Selected Resources

Library staff who change their approach from planning teen programs and services in isolation to embedding youth voice in the planning process see more success with their efforts and with achieving positive outcomes for teens. The following resources can be leveraged by school and public libraries to help provide year-round services for/with teens:



Belfield, C.R., Levin, H. M., Rosen, R. (2012). The economic value of opportunity youth. Available from the Corporation for National and Community Service’s website at (link is external).

Braun, L. W., & Peterson, S. (Eds.). (2017). Putting Teens First in Library Services: A Road Map. Chicago, IL: American Library Association.

Ito, M., Gutierrez, K., Livingston, S., & Penuel, B. (2012). Connected Learning: An Agenda for Research and Design. Retrieved from

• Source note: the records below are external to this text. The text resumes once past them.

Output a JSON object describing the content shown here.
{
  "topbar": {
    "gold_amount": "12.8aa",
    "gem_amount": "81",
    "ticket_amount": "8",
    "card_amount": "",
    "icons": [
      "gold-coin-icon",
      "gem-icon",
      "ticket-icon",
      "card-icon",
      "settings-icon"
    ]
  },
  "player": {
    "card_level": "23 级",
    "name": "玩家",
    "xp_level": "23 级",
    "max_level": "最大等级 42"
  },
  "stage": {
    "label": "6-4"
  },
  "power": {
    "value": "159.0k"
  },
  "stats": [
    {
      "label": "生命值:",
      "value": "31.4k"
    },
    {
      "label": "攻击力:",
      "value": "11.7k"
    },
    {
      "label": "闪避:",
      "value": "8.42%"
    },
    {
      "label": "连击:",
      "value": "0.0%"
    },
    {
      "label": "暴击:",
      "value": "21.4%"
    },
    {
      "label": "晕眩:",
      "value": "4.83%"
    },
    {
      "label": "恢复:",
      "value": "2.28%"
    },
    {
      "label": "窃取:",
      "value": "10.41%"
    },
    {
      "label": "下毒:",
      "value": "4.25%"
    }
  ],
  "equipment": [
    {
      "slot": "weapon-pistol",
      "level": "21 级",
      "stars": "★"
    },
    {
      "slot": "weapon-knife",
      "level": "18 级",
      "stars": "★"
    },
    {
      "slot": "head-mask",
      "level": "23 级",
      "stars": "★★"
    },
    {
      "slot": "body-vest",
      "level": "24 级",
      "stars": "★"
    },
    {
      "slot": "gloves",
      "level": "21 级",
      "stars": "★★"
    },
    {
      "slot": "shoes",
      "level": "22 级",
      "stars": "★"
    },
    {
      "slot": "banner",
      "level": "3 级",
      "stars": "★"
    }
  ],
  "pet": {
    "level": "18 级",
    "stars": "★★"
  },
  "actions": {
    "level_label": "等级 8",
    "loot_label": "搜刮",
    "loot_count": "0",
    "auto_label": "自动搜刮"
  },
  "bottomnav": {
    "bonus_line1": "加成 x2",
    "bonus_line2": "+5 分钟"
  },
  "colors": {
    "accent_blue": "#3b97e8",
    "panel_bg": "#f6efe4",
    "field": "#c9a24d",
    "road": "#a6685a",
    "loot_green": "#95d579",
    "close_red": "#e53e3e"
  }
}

OCLC. (2018). From Awareness to Funding: Voter Perceptions of Public Libraries in 2018.  Retrieved from

Office of Adolescent Health. (2016).  “The Changing Face of America's Adolescents.”, US Department of Health and Human Services.  Retrieved from

Wong, A. (2015). The Activity Gap. The Atlantic. Retrieved from

YALSA. (2014). The Future of Library Services for and with Teens: A Call to Action. Retrieved from

YALSA. (2015). Teen Programming Guidelines. Retrieved from

YALSA. (2017). Teens Services Competencies for Library Staff.  Retrieved from

Youth Truth. (2016). Learning from Student Voice: Most High Schoolers Feel Unprepared for College and Careers. Retrieved from


-- Presented by Izabel Gronski, et. al. for YALSA and adopted by YALSA’s Board on April 11, 2018